"And the way people are treating them now, like . . . the Green Bay Packers or the Boston Celtics or the Montreal Canadiens or the New York Yankees are moving, is laughable. Laughable! The Oakland Raiders are garbage. And they always have been."
There's more . . . ,much more. Watch the video to hear the full treatment.
PHOENIX -- The NFL has announced which rules, bylaw and resolution proposals passed following Tuesday's vote at the Arizona Biltmore. The full list is below, but here are a couple of the noteworthy changes from a Patriots perspective . . .
* That leap-the-line play that Jamie Collins and Shea McClellin have executed for the Patriots over the course of the last two seasons? That's been prohibited, as expected. The league did not want coaches to be responsible for putting a player in a position where he may suffer a head or neck injury. (Which is different from a player putting himself in that position with a split-second decision to leave his feet mid-play.)
* Receivers running pass routes can now be considered "defenseless." That means that even within the five-yard "chuck" area beyond the line of scrimmage, receivers will have some measure of protection. The Patriots, like many teams, have called for linebackers to disrupt the routes of shallow crossers, which can lead to monster hits on unexpecting players. Those types of collisions may now be fewer and farther between.

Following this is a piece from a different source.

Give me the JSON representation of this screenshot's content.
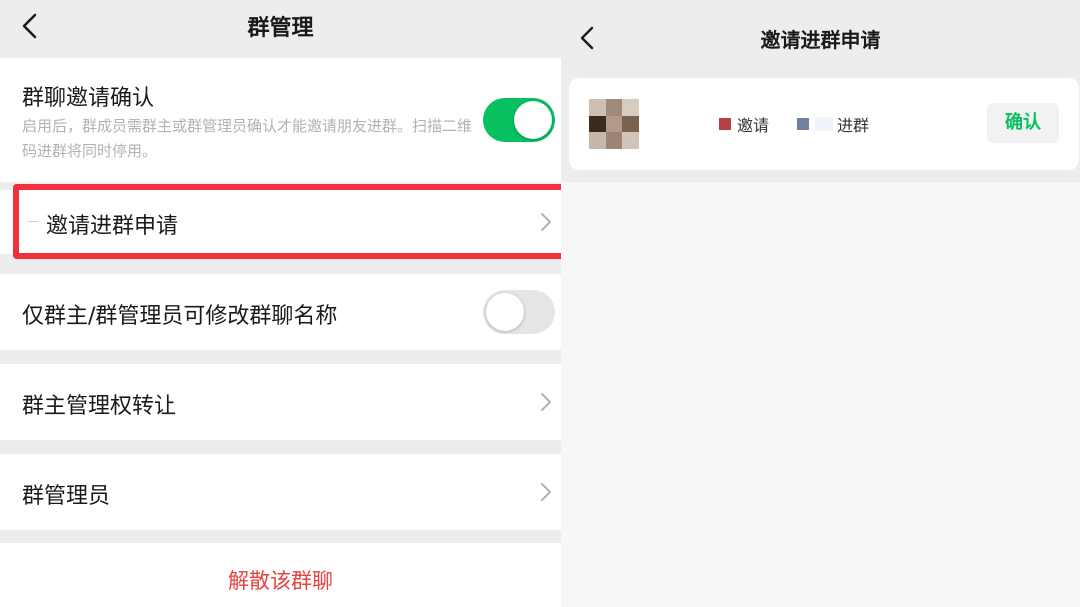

* Crackback blocks are now prohibited by a backfield player who is in motion, even if the player is not more than two yards outside the tackle box at the snap. What's the Patriots connection here? It seems that maybe the overtime play that won Super Bowl LI -- during which Julian Edelman came in motion and "cracked" down on corner Brian Poole -- is now illegal. The wording here is a little odd and will require some clarification when the league holds its press conference describing the rules changes later on Tuesday.

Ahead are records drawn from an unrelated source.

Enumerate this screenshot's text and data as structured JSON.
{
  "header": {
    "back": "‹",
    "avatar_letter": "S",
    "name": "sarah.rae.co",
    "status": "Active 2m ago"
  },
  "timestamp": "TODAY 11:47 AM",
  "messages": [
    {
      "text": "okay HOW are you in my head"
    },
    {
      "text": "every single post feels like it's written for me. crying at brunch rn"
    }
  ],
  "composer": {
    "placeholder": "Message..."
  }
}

Approved 2017 Playing Rules Proposals
2a. By Philadelphia; Prohibits the “leaper” block attempt on field goal and extra point plays. (Final language will be available on NFLCommunications.com)
8. By Competition Committee; Makes permanent the rule that disqualifies a player who is penalized twice in one game for certain types of unsportsmanlike conduct fouls.
9. By Competition Committee; Changes the spot of the next snap after a touchback resulting from a free kick to the 25-yard line for one year only.
11. By Competition Committee; Gives a receiver running a pass route defenseless player protection.
12. By Competition Committee; Makes crackback blocks prohibited by a backfield player who is in motion, even if he is not more than two yards outside the tackle when the ball is snapped.
13. By Competition Committee; Replaces the sideline replay monitor with a hand-held device and authorizes designated members of the Officiating department to make the final decision on replay reviews.
14. By Competition Committee; Makes it Unsportsmanlike Conduct to commit multiple fouls during the same down designed to manipulate the game clock.
15. By Competition Committee; Makes actions to conserve time illegal after the two-minute warning of either half.
Approved 2017 Bylaw Proposals
4. By Competition Committee; Liberalizes rules for timing, testing, and administering physical examinations to draft-eligible players at a club’s facility for one year only.
5. By Competition Committee; Changes the procedures for returning a player on Reserve/Physically Unable to Perform or Reserve/Non-Football Injury or Illness to the Active List to be similar to those for returning a player that was Designated for Return.
6. By Competition Committee; The League office will transmit a Personnel Notice to clubs on Sundays during training camp and preseason.
Approved 2017 Resolution Proposal
G-4. By Competition Committee: Permits a contract or non-contract non-football employee to interview with and be hired by another club during the playing season, provided the employer club has consented.